  3. From a coach on the way out of the college game to one sticking around, Florida State’s Leonard Hamilton received an extension through 2016-17 (and a $750,000 raise, to boot) to remain in Tallahassee as the head coach of the Seminoles. The timing is somewhat surprising given that FSU last year suffered its worst season (18-16) in nearly a decade under Hamilton’s tutelage, but his previous four years of NCAA Tournament appearances and an ACC Championship certainly show that Hamilton has his program in overall good shape. His new salary of $2.25 million annually puts him second behind only Duke’s Mike Krzyzewski in terms of salaries among ACC coaches.
  4. We’re 51 weeks away from next season’s NBA Draft, but Mike DeCourcy took time during his Starting Five column this week to break down how he sees the top five picks going for 2014 (let’s just say that one-and-done is prominently featured). He also takes time to rip both FIBA — for its appalling lack of television broadcast options for the U-19 team — and Georgetown recruit LJ Peak, whose “psyche-out” trick using the school hats of suitors South Carolina and the Hoyas left a really bad taste in a lot of people’s mouths (ourselves included).

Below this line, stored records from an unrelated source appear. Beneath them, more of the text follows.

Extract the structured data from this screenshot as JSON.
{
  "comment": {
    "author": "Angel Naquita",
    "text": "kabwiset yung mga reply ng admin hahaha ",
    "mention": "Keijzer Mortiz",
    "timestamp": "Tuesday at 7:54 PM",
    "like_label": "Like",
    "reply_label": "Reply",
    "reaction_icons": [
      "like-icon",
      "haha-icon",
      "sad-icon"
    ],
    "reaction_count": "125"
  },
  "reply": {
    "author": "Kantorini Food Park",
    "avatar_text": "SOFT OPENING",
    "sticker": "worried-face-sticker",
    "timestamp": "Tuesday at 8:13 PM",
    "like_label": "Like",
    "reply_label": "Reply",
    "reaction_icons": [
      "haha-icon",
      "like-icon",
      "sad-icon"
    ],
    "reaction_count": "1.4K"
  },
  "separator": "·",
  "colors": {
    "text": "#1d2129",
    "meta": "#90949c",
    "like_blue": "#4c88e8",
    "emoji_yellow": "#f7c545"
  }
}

  5. Let’s finish the holiday week with some really good news on the health front: ESPN’s highlighter aficianado Digger Phelps has been declared cancer-free related to his bladder cancer diagnosis earlier this year. In just over one 12-month period, Phelps had survived both prostate and now bladder cancer, so it’s been a wild but ultimately successful year for the 72-year old television personality and former head coach. Phelps takes a lot of heat for some of his takes on ESPN’s Gameday show, but he’s always entertaining and we certainly hope that these health problems will remain behind him so that we can all enjoy many more years of green tie/highlighter pairings from January to March each season.